● **Stored data entries**:
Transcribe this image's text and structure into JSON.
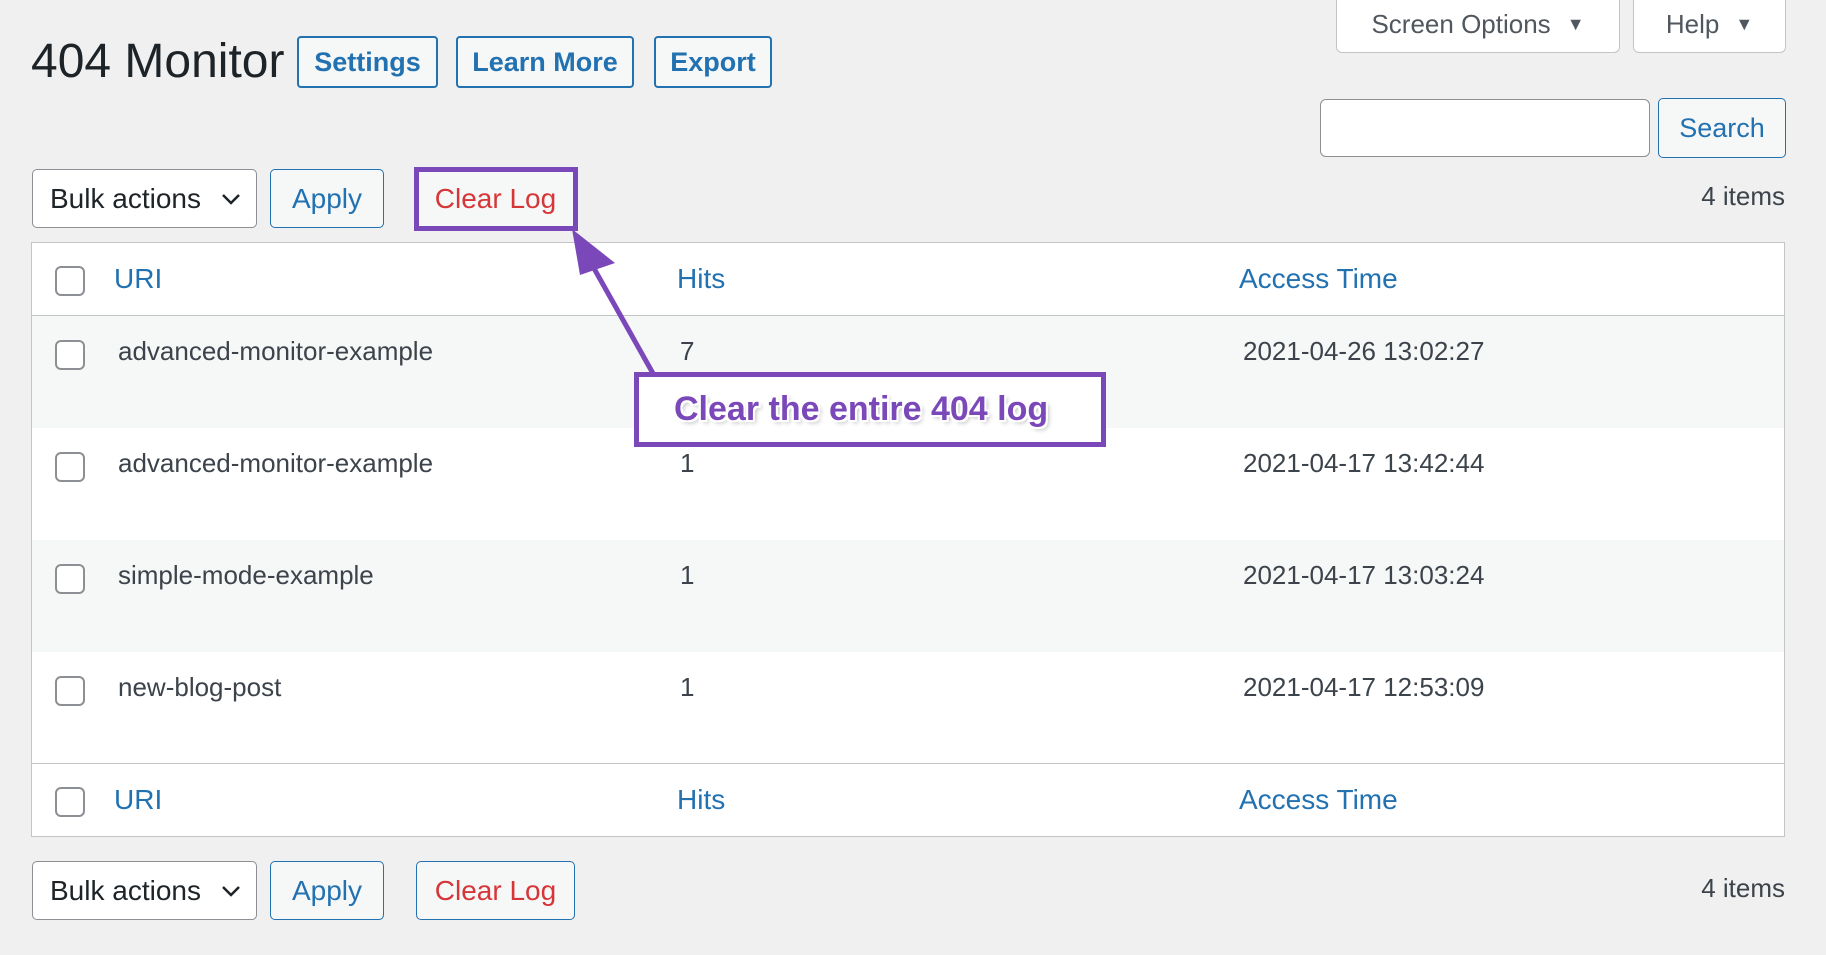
{
  "page": {
    "title": "404 Monitor",
    "title_buttons": [
      "Settings",
      "Learn More",
      "Export"
    ]
  },
  "screen_meta": {
    "screen_options": "Screen Options",
    "help": "Help"
  },
  "search": {
    "value": "",
    "placeholder": "",
    "button": "Search"
  },
  "tablenav_top": {
    "bulk_actions": "Bulk actions",
    "apply": "Apply",
    "clear_log": "Clear Log",
    "count": "4 items"
  },
  "table": {
    "headers": [
      "URI",
      "Hits",
      "Access Time"
    ],
    "rows": [
      {
        "uri": "advanced-monitor-example",
        "hits": "7",
        "access_time": "2021-04-26 13:02:27"
      },
      {
        "uri": "advanced-monitor-example",
        "hits": "1",
        "access_time": "2021-04-17 13:42:44"
      },
      {
        "uri": "simple-mode-example",
        "hits": "1",
        "access_time": "2021-04-17 13:03:24"
      },
      {
        "uri": "new-blog-post",
        "hits": "1",
        "access_time": "2021-04-17 12:53:09"
      }
    ]
  },
  "tablenav_bottom": {
    "bulk_actions": "Bulk actions",
    "apply": "Apply",
    "clear_log": "Clear Log",
    "count": "4 items"
  },
  "annotation": {
    "callout": "Clear the entire 404 log",
    "color": "#7b48b9"
  },
  "colors": {
    "link": "#2271b1",
    "danger": "#d63638",
    "background": "#f0f0f1"
  }
}
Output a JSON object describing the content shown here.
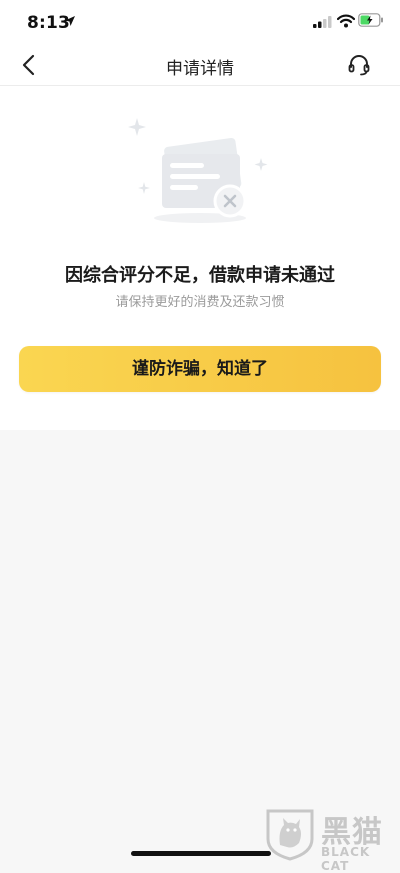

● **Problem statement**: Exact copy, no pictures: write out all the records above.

● **Task answer**:
Transcribe this image's text and structure into JSON.
{
  "page": {
    "title": "404 Monitor",
    "title_buttons": [
      "Settings",
      "Learn More",
      "Export"
    ]
  },
  "screen_meta": {
    "screen_options": "Screen Options",
    "help": "Help"
  },
  "search": {
    "value": "",
    "placeholder": "",
    "button": "Search"
  },
  "tablenav_top": {
    "bulk_actions": "Bulk actions",
    "apply": "Apply",
    "clear_log": "Clear Log",
    "count": "4 items"
  },
  "table": {
    "headers": [
      "URI",
      "Hits",
      "Access Time"
    ],
    "rows": [
      {
        "uri": "advanced-monitor-example",
        "hits": "7",
        "access_time": "2021-04-26 13:02:27"
      },
      {
        "uri": "advanced-monitor-example",
        "hits": "1",
        "access_time": "2021-04-17 13:42:44"
      },
      {
        "uri": "simple-mode-example",
        "hits": "1",
        "access_time": "2021-04-17 13:03:24"
      },
      {
        "uri": "new-blog-post",
        "hits": "1",
        "access_time": "2021-04-17 12:53:09"
      }
    ]
  },
  "tablenav_bottom": {
    "bulk_actions": "Bulk actions",
    "apply": "Apply",
    "clear_log": "Clear Log",
    "count": "4 items"
  },
  "annotation": {
    "callout": "Clear the entire 404 log",
    "color": "#7b48b9"
  },
  "colors": {
    "link": "#2271b1",
    "danger": "#d63638",
    "background": "#f0f0f1"
  }
}
Output a JSON object describing the content shown here.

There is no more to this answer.